  5. McEvoy DS, Sittig DF, Hickman T-T, et al. Variation in high-priority drug-drug interaction alerts across institutions and electronic health records. Journal of the American Medical Informatics Association : JAMIA. 2017;24(2):331-338. doi:10.1093/jamia/ocw114.and 5.
  6. Fung KW, Kapusnik-Uner J, Cunningham J, Higby-Baker S, Bodenreider O. Comparison of three commercial knowledge bases for detection of drug-drug interactions in clinical decision support. Journal of the American Medical Informatics Association : JAMIA. 2017;24(4):806-812. doi:10.1093/jamia/ocx010.
  7. Tilson H, Hines LE, McEvoy G, et al. Recommendations for Selecting Drug-Drug Interactions for Clinical Decision Support. American journal of health-system pharmacy : AJHP : official journal of the American Society of Health-System Pharmacists. 2016;73(8):576-585. doi:10.2146/ajhp150565.
  8. World Wide Web Consortium (W3C) Semantic Web in Health Care and Life Sciences Community Group. A Minimum Representation of Potential Drug-Drug Interaction Knowledge and Evidence - Technical and User-centered Foundation. May 8, 2019. https://w3id.org/hclscg/pddi.
  9. Hochheiser, H., Jing, Xia., Garcia, E., Ayvaz, S., Sahay, R., Dumontier, M., Banda, JM., Beyan, O., Brochhausen, M., Draper, E., Habiel, S., Hassanzadeh, O., Herrero-Zazo, M., Hocum, B., Horn, J., Lebaron, B., Malone, DC., Nytrø, Ø., Reese, T., Romagnoli, K., Schneider, J., Zhang, LY, Boyce, RD. A minimal information model for potential drug-drug interactions. Frontiers in Pharmacology. Research Topic: Drug Interactions in the Real World. 2020. vol. 11. 10.3389/fphar.2020.608068. PubMed ID: in process. PubMedCentral ID: In process.

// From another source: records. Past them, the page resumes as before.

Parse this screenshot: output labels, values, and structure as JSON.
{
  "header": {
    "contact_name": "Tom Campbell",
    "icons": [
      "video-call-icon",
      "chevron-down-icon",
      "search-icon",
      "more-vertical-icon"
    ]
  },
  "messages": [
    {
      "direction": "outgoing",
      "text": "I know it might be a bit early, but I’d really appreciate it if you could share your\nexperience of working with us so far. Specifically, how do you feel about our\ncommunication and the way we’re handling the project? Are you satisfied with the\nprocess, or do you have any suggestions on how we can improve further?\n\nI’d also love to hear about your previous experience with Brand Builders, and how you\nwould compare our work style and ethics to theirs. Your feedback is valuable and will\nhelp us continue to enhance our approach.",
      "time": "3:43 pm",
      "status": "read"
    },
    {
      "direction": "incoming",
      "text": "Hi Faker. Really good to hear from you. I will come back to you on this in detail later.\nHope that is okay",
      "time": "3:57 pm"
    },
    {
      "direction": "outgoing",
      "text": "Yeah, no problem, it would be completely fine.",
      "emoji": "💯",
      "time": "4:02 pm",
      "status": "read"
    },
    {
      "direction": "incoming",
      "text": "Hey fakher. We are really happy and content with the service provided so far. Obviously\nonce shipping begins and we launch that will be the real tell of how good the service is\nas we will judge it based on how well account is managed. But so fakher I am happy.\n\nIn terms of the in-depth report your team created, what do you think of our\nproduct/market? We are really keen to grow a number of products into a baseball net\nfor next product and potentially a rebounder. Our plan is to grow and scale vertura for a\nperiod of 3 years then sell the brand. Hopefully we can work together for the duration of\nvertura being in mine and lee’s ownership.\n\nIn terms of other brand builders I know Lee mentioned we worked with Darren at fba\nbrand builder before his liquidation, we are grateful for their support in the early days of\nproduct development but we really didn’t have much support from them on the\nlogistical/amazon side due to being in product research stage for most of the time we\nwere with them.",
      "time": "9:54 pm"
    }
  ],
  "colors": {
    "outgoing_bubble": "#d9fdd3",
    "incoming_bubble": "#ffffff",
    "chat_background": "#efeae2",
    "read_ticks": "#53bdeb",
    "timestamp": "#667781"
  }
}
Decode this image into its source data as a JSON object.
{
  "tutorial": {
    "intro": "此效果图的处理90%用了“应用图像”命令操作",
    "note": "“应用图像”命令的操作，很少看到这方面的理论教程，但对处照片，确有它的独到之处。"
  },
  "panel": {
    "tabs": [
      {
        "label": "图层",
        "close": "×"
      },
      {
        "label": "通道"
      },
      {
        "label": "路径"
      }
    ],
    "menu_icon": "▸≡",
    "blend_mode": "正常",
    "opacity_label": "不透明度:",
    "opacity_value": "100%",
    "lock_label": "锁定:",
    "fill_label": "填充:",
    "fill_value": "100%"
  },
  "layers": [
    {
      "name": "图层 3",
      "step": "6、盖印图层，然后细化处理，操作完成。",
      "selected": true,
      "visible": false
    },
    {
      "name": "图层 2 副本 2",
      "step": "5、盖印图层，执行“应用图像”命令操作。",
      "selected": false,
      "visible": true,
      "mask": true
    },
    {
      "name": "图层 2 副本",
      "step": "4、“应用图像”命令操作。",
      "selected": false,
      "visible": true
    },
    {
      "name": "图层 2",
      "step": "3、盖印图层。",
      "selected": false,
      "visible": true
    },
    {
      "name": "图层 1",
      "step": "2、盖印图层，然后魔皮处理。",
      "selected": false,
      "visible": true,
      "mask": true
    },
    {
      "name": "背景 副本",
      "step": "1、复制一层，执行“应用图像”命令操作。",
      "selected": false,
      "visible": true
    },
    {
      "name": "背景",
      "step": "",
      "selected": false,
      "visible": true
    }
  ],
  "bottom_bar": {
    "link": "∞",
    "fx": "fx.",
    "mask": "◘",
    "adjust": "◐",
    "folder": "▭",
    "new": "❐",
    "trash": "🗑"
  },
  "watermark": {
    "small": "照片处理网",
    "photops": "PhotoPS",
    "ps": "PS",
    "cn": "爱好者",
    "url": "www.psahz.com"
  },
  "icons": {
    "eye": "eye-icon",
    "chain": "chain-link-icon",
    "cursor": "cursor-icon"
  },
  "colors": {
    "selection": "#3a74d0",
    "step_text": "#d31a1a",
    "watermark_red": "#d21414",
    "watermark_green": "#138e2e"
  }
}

  10. Health Level Seven International. HL7 Cross-Paradigm Specification: Clinical Quality Language, Release 1. 2017 May (cited 2018 August). Available from: http://www.hl7.org/implement/standards/product_brief.cfm?product_id=400.